Alanna is one of approximately 10,500 children (as of July ’07) within the foster care system of Washington state. This does not include all children referred for investigation of child abuse and neglect. (In 2002, this total number was 28,718 children.) Nationwide, there are 799,000 children who go through the foster care system per year. These numbers have not changed significantly in 5 years. Foster parent orientation classes will state outright that virtually all children who are placed within the foster care system have been abused or criminally neglected in some way. Families willing to foster children are desperately needed. Sadly, recent socioeconomic analysis shows that households willing to foster children are more likely in the lower economic levels. Wealthy families seeking to increase their household consider only adoption and tend to seek babies, frequently from other countries where the child is legally free, available more quickly and less likely to have suffered abuse.

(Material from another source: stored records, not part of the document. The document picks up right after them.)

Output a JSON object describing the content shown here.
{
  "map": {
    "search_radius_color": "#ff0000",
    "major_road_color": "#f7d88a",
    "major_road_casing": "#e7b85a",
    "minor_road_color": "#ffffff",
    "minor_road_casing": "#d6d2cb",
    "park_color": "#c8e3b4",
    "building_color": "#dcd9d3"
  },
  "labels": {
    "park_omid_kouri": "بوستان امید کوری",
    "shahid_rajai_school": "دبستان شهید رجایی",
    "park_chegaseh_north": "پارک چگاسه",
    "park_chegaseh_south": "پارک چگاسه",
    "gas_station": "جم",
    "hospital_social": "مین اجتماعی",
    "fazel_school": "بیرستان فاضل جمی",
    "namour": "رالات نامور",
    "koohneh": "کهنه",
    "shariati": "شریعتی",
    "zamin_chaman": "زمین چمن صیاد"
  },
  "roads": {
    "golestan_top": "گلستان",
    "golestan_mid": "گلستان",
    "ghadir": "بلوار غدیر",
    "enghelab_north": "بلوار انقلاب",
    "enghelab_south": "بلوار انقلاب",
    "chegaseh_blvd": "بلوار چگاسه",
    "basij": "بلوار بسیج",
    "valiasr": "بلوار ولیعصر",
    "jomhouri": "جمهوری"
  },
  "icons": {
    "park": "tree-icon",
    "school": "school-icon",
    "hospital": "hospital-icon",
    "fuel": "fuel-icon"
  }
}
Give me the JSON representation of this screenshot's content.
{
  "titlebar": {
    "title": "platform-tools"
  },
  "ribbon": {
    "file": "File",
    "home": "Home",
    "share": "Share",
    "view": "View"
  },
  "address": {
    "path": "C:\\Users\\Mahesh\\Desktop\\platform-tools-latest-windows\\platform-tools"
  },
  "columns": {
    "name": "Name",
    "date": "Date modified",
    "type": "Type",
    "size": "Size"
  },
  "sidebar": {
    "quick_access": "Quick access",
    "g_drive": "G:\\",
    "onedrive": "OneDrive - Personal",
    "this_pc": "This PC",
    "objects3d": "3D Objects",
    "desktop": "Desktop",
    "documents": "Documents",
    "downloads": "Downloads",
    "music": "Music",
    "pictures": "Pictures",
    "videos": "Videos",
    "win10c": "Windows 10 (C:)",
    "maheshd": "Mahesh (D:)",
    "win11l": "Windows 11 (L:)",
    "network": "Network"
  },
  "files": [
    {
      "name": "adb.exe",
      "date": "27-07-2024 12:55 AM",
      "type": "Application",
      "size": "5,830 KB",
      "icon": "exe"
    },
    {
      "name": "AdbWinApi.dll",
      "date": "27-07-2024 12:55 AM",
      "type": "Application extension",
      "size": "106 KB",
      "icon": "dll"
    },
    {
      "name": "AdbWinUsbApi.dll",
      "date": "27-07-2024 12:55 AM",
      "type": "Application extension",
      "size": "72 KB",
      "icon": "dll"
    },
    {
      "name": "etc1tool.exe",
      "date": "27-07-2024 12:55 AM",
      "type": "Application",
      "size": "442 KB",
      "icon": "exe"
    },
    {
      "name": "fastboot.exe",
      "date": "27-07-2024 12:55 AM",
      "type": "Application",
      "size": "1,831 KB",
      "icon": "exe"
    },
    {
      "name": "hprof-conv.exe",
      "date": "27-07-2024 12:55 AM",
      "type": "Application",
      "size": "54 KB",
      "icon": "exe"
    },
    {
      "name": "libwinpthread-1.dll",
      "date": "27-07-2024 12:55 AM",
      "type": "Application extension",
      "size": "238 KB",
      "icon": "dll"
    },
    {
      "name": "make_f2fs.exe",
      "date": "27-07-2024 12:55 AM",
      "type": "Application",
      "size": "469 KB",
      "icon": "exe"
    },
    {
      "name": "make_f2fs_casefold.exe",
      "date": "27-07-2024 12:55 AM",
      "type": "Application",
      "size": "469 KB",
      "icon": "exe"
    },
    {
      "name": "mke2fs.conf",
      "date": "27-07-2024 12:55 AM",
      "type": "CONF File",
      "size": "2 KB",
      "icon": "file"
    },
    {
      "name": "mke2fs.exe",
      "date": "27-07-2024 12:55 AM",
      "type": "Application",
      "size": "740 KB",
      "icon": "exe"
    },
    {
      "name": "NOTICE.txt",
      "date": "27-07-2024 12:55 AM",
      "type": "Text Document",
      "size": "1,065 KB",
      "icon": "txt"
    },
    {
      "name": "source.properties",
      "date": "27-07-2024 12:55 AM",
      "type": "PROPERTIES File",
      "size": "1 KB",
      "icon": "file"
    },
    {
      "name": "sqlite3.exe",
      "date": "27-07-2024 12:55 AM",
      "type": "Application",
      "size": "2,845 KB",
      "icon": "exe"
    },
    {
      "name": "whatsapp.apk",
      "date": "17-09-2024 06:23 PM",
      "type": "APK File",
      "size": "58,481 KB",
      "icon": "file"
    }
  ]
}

Straight adoption of older foster children is quite rare; the state system is biased toward recruiting foster parents, rather than parents interested solely in adoption, because of the urgent need for foster families. Most of the younger foster children are not legally free to be adopted, requiring licensed foster parents. Fostering with the intent to adopt is possible, but the risk of having the child removed and returned to the birth parents is very real. If the troubled birth parents make even a minimal effort to comply with state-mandated requirements to rehabilitate themselves, the child can be removed from a happy foster home and returned to a troubled home situation an indefinite number of times. It takes years to adopt a child within the foster care system; infants placed in the system at birth do not become legally free for adoption until they are around three in most cases.